Sarah Koenig changed everything with Season One of the “Serial” podcast.
Before “Serial,” most of us were content to listen to “This American Life” on NPR. Occasionally, we might visit the website. But when Sarah Koenig began to unwrap the saga of Adnan Syed, we consumed journalistic storytelling with abandon. We learned where podcasts lived, and then we subscribed, listened, binged, occasionally rated, and subscribed some more.
Podcasts worked their way front-and-center onto our media consumption menu. Podcasts didn’t require listeners to WATCH and listen, so people could drive, walk, or jog and still experience investigative reporting or creative cultural analysis or sassy social commentary or just about anything else.
Podcasts gave great storytellers a platform and an audience. Podcasts also gave some not-so-great storytellers a platform and an audience too.
Listening is one of the four core language arts. Along with reading, writing, and speaking, listening gives us a tool for educating ourselves to engage in public dialogue.
In the high school English classroom, listening skills have traditionally shown up in the form of audiobooks and classroom speeches. However, the proliferation of podcasts gives high school teachers a new realm of opportunities to teach their students critical listening skills.
Episodic investigative journalism podcasts that focus on one story told in many parts are largely enthralling and binge-worthy. Season One of “Serial” was like watching a novelist, week-by-week, figure out what story she was telling. We got to see characters develop and the plot unfold. Except “Serial” was real-life and the characters were real people and the plot didn’t resolve in a neat and tidy manner or in a timely fashion. The story of the first season of “Serial” is still working itself out.
In contrast to investigative storytelling, largely for entertainment purposes, is the science of daily newscasting in podcast format. At the pinnacle of daily news podcasting is “The Daily,” produced by The New York Times. Hosted by Michael Barbaro, “The Daily” tackles one long news story each episode. Using sound bites and sound effects, along with music that keeps listeners slightly off-balance with the way it lightens the mood of even the darkest stories, “The Daily” takes a deep dive into the complexities of current events and cultural phenomena.
Barbaro typically interviews a New York Times reporter, who shares background and analysis of the topic of the day.
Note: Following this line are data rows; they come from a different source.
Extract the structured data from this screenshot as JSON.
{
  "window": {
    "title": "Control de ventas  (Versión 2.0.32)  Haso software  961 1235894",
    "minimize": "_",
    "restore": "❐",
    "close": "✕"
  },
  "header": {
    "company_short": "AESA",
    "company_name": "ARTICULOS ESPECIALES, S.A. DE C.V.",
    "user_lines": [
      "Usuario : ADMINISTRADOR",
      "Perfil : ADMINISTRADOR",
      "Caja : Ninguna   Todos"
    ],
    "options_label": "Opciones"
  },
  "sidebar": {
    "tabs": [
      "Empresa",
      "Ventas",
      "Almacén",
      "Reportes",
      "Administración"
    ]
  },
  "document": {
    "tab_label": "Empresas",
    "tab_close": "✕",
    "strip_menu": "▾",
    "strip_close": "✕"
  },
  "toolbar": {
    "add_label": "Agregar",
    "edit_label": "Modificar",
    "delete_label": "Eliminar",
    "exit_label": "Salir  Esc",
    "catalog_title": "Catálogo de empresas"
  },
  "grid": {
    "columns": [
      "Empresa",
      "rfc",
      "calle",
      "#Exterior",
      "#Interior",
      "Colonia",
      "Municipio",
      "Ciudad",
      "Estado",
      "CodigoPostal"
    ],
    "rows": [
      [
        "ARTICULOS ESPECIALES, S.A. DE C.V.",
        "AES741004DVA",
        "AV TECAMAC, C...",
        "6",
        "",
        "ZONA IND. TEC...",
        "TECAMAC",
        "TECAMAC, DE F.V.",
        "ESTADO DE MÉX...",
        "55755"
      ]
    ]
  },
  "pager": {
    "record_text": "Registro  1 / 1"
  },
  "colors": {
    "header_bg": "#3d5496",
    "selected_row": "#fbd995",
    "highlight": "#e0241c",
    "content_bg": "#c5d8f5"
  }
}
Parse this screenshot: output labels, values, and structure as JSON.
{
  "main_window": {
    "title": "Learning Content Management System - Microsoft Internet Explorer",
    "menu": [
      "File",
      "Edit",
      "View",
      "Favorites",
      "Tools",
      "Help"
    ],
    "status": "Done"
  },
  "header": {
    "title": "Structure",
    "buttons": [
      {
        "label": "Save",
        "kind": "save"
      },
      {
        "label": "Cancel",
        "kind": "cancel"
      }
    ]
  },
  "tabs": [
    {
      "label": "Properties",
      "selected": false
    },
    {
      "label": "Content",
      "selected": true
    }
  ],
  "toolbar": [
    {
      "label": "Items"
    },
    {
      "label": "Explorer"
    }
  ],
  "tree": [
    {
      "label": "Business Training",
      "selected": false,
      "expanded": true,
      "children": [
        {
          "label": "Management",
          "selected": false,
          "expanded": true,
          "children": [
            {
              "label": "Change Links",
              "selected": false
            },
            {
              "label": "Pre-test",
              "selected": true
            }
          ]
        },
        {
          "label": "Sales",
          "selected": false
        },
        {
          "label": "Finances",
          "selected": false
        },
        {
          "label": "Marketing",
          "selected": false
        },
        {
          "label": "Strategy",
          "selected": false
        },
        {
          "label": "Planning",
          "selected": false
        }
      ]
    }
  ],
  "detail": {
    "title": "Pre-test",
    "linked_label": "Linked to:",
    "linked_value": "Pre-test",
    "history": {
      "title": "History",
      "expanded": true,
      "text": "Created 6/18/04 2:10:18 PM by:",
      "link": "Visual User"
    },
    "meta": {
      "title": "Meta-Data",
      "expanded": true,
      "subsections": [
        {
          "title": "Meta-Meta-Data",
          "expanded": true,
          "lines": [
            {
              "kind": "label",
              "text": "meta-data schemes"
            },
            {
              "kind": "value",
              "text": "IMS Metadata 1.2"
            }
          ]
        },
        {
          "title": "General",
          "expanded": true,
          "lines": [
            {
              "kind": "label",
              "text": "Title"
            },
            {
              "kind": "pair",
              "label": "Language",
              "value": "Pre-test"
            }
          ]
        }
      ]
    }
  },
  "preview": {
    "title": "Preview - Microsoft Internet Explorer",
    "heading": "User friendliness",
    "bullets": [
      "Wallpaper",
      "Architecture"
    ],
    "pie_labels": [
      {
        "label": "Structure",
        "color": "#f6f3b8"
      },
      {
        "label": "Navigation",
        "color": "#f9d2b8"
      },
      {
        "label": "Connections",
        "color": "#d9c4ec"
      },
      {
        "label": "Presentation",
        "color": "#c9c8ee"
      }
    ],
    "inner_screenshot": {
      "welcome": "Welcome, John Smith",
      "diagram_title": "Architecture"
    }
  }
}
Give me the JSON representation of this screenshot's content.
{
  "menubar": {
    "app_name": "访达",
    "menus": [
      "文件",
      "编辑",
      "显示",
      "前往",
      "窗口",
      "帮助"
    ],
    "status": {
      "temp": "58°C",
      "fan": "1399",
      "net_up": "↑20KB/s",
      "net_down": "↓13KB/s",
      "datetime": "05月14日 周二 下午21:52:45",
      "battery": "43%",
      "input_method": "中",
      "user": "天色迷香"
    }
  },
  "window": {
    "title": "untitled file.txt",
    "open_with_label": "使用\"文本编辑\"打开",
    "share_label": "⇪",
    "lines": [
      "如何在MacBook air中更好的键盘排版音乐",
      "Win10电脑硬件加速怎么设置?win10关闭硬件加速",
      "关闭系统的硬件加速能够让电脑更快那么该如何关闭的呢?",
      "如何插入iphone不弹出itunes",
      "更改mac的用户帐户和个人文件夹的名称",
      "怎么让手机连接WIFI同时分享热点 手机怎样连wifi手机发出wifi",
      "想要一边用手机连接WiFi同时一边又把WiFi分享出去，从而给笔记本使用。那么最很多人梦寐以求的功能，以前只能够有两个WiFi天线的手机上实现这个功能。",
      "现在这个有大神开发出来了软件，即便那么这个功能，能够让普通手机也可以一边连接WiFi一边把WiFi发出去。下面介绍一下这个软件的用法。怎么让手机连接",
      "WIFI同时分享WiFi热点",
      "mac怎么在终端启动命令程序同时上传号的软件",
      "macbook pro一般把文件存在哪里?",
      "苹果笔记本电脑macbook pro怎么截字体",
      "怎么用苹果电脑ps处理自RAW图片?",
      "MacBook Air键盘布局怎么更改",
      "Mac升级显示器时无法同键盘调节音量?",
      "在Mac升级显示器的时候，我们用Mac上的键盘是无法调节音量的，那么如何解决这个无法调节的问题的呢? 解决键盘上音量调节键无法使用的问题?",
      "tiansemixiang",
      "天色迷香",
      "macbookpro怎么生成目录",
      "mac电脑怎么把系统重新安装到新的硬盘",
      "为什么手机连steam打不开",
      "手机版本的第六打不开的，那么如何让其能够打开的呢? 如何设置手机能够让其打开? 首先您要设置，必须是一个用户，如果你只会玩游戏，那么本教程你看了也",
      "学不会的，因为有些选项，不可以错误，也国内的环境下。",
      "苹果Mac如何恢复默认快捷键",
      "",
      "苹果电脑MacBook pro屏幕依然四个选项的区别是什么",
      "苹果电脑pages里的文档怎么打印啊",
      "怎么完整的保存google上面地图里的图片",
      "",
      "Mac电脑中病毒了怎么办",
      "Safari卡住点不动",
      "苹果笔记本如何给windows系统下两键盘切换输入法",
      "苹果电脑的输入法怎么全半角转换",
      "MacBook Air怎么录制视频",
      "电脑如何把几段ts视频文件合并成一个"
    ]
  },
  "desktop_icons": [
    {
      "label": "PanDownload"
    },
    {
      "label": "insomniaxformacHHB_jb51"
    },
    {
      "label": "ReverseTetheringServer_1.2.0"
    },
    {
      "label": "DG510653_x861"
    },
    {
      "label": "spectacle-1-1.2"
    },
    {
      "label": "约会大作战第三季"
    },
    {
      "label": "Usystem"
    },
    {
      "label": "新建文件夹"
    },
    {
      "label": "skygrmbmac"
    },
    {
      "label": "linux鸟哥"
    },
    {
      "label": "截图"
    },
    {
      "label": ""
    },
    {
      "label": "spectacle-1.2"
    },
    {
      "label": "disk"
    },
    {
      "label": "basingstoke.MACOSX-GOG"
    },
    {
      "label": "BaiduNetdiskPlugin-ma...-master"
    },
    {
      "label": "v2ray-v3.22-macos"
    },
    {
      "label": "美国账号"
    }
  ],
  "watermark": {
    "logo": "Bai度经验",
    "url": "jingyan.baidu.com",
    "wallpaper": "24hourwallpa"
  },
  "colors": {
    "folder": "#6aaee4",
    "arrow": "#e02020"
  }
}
Each episode is rich with information, and at a point in our national history when everything in media seems designed to spin towards an extreme of the political spectrum, “The Daily” always manages to acknowledge what is at stake on all sides of the event or phenomenon.
The reporters are tenacious, intelligent, and eloquent. Barbaro serves as an engaged Everyman, asking “So what does this mean?” and restating the information while adding analysis—“So let me get this right… If… then… And that’s the chief concern.”
While the trend toward using podcasts as curriculum content in the classroom has been around for a few years, thanks to Koenig, the potential use of podcast analysis as curriculum enrichment has risen as another pillar of listening instruction. Episodes of “The Daily” pair nicely with the high school English class curriculum. The theme of the corrupting influence of power runs broad in current events and culture. Elections, social media giants, international business practices, crises of conscience… they all play into the idea that power corrupts and absolute power corrupts absolutely.
Literature is effective in pointing out to students the great ideas that shape our world and our character. Daily new podcasts give students specific examples where truths revealed in literature are truths that run through the real world.
To help students analyze “The Daily” podcast content, I made a worksheet. Teachers can use the worksheet to help students analyze a current event or cultural phenomenon presented on “The Daily” as an end to itself. For this purpose, teachers can focus on hows and whys of the episode topic, giving students room to express their own opinions on the subject and evaluate the effectiveness of the podcast.
Or the analytical worksheet could be the springboard for understanding the event or phenomenon in order to draw parallels between real life and literature.
A free copy of the worksheet is available in the Always Learning HQ store on Teachers Pay Teachers.
The worksheet allows for teachers to choose whatever episode of “The Daily” works best with where they are in the curriculum. However, a couple of great suggestions from fairly recent episodes and how you could use them in the classroom are as follows:
White, Evangelical and Worried About Trump (Nov. 5, 2018) – Relate to Antigone and the cost of following personal convictions
What a Border Sheriff Thinks About the Wall (Jan. 11, 2019) – Great for discovering what the differing opinions are, what is ultimately at stake, and how views on the issue can change
What Facebook Knew and Tried to Hide (Nov. 16, 2018) – Tracing tangled threads to uncover the truth
The Human Toll of Instant Delivery (Nov. 26, 2018) – The unintended consequences of excellent customer service.
I would love to hear how you use this resource in your classroom. Please leave a comment below.